_WHAT THE TASK ASKS_
Scan the entries for the word "header" and report how many lines contain it, as a number with no other words.

_Web page and app entries_

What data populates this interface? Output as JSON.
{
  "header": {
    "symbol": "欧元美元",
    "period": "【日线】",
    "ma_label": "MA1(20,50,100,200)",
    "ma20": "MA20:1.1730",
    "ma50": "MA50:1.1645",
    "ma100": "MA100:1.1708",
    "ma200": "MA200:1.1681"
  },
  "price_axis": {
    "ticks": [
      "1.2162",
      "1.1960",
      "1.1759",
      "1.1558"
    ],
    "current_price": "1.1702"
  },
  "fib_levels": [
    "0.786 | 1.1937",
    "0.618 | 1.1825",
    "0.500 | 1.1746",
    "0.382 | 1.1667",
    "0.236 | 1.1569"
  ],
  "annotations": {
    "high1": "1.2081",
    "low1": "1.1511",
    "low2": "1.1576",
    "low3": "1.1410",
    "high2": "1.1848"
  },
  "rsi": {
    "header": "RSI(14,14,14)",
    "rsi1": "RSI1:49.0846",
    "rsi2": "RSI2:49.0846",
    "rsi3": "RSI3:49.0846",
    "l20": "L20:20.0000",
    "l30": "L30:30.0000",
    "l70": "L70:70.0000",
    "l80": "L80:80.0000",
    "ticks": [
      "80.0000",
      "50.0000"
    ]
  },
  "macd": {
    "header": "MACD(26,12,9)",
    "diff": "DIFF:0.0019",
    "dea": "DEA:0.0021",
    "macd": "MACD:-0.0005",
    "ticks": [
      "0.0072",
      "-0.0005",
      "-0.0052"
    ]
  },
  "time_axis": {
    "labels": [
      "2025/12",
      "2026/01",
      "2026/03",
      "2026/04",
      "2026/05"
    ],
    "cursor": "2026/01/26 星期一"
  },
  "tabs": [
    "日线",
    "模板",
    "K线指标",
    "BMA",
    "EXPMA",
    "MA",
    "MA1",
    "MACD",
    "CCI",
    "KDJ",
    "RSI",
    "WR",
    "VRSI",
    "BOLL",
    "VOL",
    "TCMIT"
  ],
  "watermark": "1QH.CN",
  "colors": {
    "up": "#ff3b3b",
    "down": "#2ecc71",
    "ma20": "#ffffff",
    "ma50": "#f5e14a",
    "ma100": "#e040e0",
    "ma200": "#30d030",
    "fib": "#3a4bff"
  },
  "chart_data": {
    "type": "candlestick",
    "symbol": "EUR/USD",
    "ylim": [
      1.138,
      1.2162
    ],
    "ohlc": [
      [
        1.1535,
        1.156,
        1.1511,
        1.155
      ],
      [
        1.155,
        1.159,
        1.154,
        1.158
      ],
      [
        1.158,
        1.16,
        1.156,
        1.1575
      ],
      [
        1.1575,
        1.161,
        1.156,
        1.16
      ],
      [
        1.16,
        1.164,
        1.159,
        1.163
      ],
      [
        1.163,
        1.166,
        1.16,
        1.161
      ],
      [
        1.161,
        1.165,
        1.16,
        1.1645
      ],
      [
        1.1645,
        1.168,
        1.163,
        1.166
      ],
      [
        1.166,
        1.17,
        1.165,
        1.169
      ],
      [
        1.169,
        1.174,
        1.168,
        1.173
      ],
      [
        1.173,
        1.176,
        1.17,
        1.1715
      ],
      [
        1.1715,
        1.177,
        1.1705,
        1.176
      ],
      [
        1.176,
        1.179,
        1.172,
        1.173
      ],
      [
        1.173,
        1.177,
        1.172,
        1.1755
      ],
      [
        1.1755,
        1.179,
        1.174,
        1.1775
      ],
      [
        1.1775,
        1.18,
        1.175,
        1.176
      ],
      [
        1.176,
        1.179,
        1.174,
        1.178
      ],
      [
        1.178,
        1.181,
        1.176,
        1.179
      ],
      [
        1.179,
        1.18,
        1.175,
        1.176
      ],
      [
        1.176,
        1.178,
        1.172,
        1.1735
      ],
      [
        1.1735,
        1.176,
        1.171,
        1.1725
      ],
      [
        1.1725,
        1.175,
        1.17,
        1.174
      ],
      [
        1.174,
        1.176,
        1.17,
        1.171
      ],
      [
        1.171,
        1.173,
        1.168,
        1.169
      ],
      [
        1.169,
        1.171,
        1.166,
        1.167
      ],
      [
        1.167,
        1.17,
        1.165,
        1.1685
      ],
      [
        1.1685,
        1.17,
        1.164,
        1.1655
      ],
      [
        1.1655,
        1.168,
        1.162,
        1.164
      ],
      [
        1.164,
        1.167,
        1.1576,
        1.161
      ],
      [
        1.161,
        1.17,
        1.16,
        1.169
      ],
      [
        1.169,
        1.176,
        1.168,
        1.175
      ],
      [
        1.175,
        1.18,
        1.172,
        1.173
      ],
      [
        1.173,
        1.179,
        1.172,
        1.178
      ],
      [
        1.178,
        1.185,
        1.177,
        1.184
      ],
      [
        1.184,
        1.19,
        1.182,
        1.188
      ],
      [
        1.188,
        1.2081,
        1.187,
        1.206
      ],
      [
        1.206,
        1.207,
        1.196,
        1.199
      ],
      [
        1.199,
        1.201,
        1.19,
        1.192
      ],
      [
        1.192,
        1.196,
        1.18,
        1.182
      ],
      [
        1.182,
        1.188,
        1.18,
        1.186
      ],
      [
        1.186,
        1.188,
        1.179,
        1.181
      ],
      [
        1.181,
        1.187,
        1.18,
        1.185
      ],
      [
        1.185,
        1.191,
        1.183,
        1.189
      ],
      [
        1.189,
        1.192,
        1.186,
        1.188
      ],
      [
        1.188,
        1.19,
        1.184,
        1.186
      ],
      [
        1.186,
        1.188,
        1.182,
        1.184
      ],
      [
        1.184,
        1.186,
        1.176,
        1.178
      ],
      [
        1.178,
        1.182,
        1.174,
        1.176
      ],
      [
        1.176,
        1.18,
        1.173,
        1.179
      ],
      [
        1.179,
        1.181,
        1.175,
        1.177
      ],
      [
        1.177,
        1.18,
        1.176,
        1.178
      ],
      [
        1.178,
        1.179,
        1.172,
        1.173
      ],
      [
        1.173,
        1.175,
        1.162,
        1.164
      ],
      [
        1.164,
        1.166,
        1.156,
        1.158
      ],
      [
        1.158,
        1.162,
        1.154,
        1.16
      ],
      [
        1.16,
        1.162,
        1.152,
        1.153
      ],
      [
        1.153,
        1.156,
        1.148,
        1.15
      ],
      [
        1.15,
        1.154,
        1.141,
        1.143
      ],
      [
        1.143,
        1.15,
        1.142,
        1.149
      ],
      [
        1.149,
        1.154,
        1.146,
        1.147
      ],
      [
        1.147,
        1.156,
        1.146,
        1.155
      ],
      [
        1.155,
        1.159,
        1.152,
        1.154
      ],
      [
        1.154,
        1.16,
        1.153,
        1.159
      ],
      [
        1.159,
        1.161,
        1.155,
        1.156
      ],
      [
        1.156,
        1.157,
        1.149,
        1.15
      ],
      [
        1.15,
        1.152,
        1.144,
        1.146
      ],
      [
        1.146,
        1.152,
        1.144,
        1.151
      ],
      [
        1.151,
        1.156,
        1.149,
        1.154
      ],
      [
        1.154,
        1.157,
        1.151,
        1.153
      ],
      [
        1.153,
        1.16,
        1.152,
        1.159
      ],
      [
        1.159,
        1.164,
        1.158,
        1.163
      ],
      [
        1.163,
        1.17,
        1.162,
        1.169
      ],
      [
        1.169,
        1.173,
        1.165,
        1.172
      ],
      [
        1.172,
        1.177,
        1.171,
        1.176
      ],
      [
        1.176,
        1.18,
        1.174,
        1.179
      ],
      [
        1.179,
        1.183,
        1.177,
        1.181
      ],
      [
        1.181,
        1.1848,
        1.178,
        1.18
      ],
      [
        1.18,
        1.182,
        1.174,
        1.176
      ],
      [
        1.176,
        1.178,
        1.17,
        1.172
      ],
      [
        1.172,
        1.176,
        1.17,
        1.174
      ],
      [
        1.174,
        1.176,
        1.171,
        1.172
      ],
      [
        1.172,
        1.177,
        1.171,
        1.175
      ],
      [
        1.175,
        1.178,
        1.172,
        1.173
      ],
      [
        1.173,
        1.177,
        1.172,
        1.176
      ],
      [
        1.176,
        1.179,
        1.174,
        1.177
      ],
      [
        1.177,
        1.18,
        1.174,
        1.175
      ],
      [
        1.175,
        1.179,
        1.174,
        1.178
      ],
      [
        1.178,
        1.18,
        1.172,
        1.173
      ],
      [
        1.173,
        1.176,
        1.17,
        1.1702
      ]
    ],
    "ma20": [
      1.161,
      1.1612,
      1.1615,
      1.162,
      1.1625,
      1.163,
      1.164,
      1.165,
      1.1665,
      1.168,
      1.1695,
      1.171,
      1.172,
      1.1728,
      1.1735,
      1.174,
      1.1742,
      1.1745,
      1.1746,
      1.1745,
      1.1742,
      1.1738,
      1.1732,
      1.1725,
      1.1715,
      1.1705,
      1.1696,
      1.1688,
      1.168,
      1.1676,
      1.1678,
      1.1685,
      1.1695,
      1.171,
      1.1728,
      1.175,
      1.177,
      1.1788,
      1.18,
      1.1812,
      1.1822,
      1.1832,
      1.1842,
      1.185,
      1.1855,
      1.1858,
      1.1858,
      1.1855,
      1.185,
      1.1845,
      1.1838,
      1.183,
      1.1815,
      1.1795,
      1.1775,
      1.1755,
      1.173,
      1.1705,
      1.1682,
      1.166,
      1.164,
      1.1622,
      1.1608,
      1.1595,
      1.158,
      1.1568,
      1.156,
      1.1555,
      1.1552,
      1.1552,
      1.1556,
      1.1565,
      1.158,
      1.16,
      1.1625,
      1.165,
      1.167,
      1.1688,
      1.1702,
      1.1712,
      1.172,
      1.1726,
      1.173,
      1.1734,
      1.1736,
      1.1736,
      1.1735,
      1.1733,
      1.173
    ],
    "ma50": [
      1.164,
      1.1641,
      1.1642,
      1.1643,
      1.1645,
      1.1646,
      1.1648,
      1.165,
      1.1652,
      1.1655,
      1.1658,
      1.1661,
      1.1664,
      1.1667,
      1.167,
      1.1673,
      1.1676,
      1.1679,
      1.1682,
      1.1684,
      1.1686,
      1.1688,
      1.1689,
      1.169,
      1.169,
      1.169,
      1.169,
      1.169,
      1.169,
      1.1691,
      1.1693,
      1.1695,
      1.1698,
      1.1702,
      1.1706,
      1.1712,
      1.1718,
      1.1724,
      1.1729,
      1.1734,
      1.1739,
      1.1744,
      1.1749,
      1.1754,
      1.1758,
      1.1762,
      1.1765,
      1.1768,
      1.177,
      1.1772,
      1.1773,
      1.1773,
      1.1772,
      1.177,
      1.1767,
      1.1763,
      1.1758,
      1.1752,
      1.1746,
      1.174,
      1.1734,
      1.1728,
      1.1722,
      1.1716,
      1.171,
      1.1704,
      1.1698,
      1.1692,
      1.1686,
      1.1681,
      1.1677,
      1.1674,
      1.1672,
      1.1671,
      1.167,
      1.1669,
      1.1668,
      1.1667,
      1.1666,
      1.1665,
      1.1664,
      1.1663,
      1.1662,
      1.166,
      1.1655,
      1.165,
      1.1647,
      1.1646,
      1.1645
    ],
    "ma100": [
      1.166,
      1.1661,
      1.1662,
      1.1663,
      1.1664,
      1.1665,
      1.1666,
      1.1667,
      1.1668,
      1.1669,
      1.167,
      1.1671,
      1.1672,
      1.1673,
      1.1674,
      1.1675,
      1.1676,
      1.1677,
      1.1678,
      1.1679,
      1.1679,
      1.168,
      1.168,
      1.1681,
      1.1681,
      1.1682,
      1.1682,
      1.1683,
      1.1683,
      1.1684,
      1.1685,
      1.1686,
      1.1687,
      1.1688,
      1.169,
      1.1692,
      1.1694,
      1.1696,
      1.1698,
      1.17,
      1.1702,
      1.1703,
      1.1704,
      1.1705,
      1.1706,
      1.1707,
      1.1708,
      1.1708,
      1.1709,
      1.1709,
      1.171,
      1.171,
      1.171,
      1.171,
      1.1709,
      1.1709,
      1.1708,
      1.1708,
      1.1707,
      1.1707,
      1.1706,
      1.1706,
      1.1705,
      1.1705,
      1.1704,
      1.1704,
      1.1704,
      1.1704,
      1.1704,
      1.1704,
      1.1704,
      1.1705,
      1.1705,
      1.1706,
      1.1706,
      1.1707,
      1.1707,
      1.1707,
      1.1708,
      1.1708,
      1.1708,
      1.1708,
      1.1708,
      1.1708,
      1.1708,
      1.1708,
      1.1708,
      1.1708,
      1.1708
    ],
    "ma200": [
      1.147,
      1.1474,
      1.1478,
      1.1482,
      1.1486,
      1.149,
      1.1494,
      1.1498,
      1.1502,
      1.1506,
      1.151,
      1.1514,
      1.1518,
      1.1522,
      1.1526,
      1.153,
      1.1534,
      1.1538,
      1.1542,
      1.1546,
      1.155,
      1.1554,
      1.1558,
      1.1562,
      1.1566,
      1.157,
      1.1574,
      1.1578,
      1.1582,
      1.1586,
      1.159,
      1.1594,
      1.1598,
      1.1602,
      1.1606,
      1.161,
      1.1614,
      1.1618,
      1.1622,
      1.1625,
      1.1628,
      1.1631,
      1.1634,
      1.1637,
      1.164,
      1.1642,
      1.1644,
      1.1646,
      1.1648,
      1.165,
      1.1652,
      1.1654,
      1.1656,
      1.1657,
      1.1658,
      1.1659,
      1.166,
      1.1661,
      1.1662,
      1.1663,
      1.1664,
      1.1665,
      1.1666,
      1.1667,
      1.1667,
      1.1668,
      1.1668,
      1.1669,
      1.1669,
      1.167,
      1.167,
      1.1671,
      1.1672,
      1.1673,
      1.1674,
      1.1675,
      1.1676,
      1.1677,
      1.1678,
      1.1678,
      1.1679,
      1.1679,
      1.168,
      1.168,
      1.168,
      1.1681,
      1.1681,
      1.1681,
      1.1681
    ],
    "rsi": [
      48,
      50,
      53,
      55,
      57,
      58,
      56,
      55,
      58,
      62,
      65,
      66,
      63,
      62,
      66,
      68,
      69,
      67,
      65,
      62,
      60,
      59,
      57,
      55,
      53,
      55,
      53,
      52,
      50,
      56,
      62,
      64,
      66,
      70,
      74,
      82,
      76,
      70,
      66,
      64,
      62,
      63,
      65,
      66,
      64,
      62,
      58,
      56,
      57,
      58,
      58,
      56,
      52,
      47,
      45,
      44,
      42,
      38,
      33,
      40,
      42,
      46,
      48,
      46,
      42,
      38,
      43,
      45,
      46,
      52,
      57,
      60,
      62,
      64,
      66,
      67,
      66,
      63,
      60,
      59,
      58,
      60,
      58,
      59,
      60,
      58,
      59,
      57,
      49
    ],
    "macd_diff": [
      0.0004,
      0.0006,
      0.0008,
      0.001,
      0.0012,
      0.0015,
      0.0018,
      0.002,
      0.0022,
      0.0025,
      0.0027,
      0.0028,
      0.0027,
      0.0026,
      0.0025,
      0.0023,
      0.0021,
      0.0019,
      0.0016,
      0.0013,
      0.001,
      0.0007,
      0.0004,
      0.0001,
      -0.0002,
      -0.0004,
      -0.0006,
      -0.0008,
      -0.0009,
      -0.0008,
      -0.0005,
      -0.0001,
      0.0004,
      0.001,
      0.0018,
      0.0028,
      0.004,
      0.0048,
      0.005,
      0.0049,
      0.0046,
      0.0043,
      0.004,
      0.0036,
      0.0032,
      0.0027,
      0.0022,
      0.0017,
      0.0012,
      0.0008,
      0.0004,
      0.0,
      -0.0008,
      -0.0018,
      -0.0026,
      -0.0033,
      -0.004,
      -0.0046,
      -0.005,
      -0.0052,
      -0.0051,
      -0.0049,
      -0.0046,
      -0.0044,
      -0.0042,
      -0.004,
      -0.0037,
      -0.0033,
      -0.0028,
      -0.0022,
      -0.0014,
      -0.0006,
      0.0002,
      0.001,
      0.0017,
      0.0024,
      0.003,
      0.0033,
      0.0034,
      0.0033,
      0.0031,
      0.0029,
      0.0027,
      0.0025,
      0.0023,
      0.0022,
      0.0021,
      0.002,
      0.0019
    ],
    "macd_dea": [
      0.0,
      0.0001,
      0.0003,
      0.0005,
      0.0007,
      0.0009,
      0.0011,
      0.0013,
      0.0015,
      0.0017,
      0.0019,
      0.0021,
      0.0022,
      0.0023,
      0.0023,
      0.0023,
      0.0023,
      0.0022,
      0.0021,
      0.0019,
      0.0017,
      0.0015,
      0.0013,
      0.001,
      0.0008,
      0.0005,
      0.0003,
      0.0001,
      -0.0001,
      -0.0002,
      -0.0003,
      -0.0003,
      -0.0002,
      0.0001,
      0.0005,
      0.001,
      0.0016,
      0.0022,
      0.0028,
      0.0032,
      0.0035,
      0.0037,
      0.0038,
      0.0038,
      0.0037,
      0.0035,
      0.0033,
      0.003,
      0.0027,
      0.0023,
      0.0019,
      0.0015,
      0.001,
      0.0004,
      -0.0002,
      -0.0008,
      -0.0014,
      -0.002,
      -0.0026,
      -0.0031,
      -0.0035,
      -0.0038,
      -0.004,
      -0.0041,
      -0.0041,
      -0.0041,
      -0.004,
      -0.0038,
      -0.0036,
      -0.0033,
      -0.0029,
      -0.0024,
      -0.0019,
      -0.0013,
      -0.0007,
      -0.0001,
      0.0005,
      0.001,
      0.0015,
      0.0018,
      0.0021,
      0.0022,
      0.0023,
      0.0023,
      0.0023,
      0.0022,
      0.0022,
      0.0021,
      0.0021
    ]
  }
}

_OUTPUT FOR THIS EXERCISE_
3